ASSIGNED TASK: Go through the material below and copy each line where the word "promedio" appears.
=-=-=-=-=
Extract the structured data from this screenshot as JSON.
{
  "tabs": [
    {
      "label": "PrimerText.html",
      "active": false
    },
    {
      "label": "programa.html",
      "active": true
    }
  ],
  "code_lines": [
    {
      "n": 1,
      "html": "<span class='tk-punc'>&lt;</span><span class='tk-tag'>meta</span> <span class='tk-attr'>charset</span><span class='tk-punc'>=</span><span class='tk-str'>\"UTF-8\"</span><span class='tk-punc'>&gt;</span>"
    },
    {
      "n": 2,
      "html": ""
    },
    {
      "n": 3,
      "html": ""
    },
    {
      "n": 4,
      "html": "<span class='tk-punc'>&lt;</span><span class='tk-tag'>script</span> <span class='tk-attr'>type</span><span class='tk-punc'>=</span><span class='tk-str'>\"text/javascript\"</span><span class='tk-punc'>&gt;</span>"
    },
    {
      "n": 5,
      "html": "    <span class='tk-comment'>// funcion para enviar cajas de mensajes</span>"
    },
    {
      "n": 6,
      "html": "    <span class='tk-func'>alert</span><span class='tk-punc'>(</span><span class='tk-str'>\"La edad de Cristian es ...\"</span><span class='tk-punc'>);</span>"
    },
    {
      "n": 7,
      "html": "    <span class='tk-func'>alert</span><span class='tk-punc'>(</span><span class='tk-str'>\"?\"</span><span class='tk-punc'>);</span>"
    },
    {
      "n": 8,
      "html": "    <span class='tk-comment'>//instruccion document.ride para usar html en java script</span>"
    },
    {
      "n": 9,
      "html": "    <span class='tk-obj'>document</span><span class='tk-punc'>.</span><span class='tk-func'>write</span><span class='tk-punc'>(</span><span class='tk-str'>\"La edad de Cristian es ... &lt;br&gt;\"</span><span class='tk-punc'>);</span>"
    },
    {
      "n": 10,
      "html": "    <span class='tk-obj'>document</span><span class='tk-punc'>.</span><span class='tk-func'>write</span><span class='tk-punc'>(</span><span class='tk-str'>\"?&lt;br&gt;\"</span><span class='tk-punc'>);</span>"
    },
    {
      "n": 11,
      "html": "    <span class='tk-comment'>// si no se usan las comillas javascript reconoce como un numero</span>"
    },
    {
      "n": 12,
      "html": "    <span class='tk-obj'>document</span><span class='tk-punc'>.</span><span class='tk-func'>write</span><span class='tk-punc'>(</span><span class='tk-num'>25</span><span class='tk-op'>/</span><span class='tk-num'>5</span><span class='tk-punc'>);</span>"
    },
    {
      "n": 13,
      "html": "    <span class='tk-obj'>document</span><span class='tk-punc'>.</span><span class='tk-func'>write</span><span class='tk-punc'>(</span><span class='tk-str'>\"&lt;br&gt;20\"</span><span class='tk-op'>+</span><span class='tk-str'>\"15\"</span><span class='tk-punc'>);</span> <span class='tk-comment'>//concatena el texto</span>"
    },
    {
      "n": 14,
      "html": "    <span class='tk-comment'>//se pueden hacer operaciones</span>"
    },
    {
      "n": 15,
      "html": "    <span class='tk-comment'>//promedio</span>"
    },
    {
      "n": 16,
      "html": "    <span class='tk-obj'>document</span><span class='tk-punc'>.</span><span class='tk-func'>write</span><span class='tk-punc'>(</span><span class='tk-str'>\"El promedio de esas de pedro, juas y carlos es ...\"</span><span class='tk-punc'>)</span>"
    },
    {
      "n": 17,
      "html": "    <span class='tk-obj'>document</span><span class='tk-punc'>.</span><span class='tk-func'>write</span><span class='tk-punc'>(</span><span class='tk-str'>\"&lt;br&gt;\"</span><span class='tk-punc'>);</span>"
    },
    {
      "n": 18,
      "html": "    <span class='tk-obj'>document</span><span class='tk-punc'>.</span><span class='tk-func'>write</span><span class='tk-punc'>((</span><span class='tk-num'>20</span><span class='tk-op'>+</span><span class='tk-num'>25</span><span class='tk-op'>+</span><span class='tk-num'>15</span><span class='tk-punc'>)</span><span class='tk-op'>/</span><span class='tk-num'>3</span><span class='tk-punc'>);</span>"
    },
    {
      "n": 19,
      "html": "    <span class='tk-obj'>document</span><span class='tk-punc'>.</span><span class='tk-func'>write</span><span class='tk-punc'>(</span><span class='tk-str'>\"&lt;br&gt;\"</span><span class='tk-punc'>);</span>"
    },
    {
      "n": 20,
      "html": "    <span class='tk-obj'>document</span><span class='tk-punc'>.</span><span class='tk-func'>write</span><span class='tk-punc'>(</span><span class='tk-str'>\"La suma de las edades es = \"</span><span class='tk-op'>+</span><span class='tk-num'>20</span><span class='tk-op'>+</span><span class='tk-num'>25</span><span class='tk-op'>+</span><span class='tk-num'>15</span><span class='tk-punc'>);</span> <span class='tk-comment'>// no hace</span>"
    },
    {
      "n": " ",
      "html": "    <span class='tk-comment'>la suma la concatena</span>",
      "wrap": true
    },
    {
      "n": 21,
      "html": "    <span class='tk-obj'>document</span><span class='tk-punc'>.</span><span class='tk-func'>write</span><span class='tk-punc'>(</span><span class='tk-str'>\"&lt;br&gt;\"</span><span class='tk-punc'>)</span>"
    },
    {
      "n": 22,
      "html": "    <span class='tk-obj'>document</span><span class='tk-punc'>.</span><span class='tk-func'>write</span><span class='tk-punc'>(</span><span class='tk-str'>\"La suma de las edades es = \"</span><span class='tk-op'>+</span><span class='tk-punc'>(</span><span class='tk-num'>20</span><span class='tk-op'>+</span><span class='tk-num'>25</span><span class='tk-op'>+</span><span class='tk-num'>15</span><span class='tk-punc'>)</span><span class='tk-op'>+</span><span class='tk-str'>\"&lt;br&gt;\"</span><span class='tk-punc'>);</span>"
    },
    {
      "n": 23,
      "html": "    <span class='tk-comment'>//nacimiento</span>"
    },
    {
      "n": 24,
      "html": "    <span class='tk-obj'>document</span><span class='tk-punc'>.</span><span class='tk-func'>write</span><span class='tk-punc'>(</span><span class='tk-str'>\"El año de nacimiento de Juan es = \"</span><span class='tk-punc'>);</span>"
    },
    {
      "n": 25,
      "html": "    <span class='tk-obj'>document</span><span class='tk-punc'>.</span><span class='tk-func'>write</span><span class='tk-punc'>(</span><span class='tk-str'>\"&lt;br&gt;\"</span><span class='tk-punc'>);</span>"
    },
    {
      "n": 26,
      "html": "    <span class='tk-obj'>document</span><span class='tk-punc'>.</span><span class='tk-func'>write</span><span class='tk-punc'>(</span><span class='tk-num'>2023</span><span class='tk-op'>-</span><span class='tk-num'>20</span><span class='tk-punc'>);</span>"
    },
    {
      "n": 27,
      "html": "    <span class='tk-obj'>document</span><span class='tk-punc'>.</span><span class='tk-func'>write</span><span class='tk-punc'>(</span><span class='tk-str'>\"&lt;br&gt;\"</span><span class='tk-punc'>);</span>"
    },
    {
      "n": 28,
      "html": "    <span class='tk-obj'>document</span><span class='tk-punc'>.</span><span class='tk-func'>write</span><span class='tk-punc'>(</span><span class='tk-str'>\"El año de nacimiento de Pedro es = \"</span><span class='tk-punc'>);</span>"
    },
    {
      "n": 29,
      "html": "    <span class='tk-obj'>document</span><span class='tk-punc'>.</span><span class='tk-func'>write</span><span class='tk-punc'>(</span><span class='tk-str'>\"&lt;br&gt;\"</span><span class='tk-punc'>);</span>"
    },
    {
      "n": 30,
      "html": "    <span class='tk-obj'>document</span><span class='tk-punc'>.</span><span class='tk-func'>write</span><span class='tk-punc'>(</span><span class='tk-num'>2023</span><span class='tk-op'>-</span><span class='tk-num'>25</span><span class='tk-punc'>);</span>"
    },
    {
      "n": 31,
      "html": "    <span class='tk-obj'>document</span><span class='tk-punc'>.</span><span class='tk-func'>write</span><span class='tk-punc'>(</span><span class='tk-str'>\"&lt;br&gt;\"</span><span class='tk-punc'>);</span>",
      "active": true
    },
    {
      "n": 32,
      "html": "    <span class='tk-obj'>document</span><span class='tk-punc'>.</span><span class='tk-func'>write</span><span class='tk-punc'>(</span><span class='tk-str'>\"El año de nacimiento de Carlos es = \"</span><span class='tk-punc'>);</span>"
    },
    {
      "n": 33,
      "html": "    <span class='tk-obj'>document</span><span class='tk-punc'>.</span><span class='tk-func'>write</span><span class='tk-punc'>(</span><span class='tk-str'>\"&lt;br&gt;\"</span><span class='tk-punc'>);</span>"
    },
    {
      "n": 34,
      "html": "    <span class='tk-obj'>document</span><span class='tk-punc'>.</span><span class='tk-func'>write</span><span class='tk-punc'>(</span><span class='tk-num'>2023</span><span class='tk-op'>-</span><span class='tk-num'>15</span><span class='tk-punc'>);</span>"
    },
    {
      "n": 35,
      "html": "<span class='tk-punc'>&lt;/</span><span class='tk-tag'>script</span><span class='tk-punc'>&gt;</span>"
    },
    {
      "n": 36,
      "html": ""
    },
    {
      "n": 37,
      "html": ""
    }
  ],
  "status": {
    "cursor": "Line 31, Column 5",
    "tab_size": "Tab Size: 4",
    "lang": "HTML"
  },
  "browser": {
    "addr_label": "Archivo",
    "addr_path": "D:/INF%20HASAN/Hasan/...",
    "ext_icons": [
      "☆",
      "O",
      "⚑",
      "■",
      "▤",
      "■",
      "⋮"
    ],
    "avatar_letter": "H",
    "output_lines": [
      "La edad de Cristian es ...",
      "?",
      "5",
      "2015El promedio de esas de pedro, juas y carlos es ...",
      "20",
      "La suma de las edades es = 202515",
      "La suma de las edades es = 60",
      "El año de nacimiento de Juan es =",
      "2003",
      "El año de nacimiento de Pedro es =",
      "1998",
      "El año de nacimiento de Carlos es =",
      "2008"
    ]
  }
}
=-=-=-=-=
COMPLETED EXERCISE:
      "html": "    <span class='tk-comment'>//promedio</span>"
      "html": "    <span class='tk-obj'>document</span><span class='tk-punc'>.</span><span class='tk-func'>write</span><span class='tk-punc'>(</span><span class='tk-str'>\"El promedio de esas de pedro, juas y carlos es ...\"</span><span class='tk-punc'>)</span>"
      "2015El promedio de esas de pedro, juas y carlos es ...",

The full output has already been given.